The Shawaks is a nomadic community of Eastern Turkey. During the winter they live in stone houses in a village, whereas in springtime, as soon as the lambs are born, they take their flocks to the high pastures in the mountain. Large flocks of sheep and goats, along with other domestic animals and entire families, are loaded on some lorries and taken to the foot of the mountains. Here they start a hard ascent. The mules are heavily burdened and at the end of their endurance, every animal slides on the snow thus risking becoming crippled or falling off the rocks. The men go before the caravan, putting up tents in safe places where their families may rest. Women, once the camp is set, do the milking and prepare the cheeses to be sold to the traders. The director Kazim Oz has spent a whole year with the Shawaks tribe to silently document the hard daily life of this unknown small community.

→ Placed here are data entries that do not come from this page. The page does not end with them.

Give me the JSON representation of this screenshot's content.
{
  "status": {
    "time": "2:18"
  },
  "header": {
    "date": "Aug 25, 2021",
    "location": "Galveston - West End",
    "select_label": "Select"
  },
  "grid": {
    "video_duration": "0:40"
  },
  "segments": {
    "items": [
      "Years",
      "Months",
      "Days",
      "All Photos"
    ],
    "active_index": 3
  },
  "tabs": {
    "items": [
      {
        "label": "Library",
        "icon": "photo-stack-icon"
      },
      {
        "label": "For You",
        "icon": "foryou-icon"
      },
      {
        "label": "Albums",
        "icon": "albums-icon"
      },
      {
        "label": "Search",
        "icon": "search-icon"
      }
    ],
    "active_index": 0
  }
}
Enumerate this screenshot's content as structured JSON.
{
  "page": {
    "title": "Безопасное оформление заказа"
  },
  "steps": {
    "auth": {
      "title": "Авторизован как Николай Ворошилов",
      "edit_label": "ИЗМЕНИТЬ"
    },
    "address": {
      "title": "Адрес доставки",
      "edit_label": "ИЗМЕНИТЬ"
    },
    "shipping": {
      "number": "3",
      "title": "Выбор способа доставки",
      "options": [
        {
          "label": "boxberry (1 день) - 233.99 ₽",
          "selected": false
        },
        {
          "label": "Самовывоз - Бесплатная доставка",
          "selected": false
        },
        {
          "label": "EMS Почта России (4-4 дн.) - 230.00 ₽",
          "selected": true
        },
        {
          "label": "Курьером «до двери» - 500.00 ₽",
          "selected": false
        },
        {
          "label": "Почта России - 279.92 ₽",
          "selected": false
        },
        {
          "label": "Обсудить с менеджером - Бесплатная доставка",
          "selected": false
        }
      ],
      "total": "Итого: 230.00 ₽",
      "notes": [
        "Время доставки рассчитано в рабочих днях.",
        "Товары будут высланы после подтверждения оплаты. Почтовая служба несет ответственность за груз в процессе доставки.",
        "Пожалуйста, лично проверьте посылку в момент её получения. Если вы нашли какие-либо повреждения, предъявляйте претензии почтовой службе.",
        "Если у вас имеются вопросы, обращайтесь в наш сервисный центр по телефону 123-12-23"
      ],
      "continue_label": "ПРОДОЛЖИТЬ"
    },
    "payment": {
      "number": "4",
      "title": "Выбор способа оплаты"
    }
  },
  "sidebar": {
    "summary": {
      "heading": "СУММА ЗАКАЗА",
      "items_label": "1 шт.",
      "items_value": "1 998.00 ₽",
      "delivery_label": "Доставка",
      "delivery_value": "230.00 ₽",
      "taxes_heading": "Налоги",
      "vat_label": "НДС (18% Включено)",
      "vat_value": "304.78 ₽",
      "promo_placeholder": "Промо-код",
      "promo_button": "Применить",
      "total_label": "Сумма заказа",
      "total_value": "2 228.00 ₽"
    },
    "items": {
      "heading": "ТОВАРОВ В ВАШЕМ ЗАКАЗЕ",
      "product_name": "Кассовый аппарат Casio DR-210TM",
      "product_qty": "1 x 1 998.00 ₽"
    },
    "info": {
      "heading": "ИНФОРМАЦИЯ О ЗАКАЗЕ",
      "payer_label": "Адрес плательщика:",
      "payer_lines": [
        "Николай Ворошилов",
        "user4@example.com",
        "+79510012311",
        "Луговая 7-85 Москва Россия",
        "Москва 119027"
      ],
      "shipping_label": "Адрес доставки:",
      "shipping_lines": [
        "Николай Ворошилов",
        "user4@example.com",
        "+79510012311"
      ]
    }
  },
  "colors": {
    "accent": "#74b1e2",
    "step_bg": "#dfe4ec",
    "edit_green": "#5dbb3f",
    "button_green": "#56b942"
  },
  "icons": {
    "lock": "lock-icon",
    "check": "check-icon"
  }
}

He was born in Dersim, Turkey in 1973. During his studies at university he worked in Teatra Jiyana Nû (Turkish contemporary theatre) and studied drama and direction for four years. Since 1996 he has worked at the cinema department at the Mesopotamia Culture Center di Istanbul. In 2001 he devoted himself to film-making and in 2004 received several international awards with his film Dûr (The distant). His filmography includes: Fotograf (2001) and Bahoz (2008).